To my ears it sounded like horseshoes echoing off the cobblestone street but when I turned around to look, what greeted me came as a complete surprise – the hollow sounds were coming from small groups of children walking down the wide lane. The soles of their shoes were made of thick wood. Dressed head-to-toe in black, the girls also had colorful headscarves tied neatly at the nape and wore bright shawls draped over their shoulders. The boys, by comparison, had their faces obscured by grotesque masks.
Bagolino (province of Brescia) is one of those towns that you might never notice if it weren’t for their famous cheese, the bagoss.
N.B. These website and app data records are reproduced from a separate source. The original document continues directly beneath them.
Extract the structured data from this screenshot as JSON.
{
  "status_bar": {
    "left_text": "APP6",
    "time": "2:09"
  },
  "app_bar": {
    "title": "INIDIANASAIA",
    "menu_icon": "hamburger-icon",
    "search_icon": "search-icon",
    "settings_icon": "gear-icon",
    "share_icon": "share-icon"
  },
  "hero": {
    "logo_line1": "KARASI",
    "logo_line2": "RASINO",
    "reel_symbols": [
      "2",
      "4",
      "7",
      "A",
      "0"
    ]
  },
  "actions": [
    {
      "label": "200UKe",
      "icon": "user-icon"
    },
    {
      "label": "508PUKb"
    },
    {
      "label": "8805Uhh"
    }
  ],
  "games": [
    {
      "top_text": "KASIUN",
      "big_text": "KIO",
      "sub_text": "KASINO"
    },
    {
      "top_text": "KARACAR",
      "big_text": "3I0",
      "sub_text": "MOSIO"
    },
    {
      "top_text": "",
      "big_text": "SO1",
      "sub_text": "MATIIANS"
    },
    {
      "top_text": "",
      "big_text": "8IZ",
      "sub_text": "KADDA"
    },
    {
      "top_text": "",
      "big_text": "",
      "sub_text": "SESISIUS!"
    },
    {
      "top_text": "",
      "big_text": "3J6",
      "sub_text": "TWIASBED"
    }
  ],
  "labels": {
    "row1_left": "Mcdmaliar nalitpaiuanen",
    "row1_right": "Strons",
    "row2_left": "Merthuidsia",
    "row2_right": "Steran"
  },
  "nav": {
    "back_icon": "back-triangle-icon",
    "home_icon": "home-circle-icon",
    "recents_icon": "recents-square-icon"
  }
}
Tucked away in the Caffaro Valley in what seems like a remote corner of Italy, a stroll through town reveals a place that doesn’t look like it’s been influenced by the modern world. The language – incomprehensible bresciano dialect – left not only myself, but also my husband at a loss.
What first interested me in Bagolino’s carnevale were the violin players. This music in this video is exactly what streamed forth via recorded music from just about every tavern and trattoria that we walked by. The violinists and musicians themselves eventually arrived to perform the tunes to the dancers that stopped at intervals along mainstreet.
About Bagolino’s carnevale: The celebration runs on the last Sunday, Monday and Tuesday before Lent. Sunday is usually for the younger dancers, while Monday and Tuesday is reserved for the adults. Even though we were only able to attend on Sunday, the childrens’ costumes closely mirror the elaborate dress of their elders, with the exception of the black and white masks. Various characters make up and add to the festive spirit, in particular the Mascher, who go about playing tricks on visiting spectators.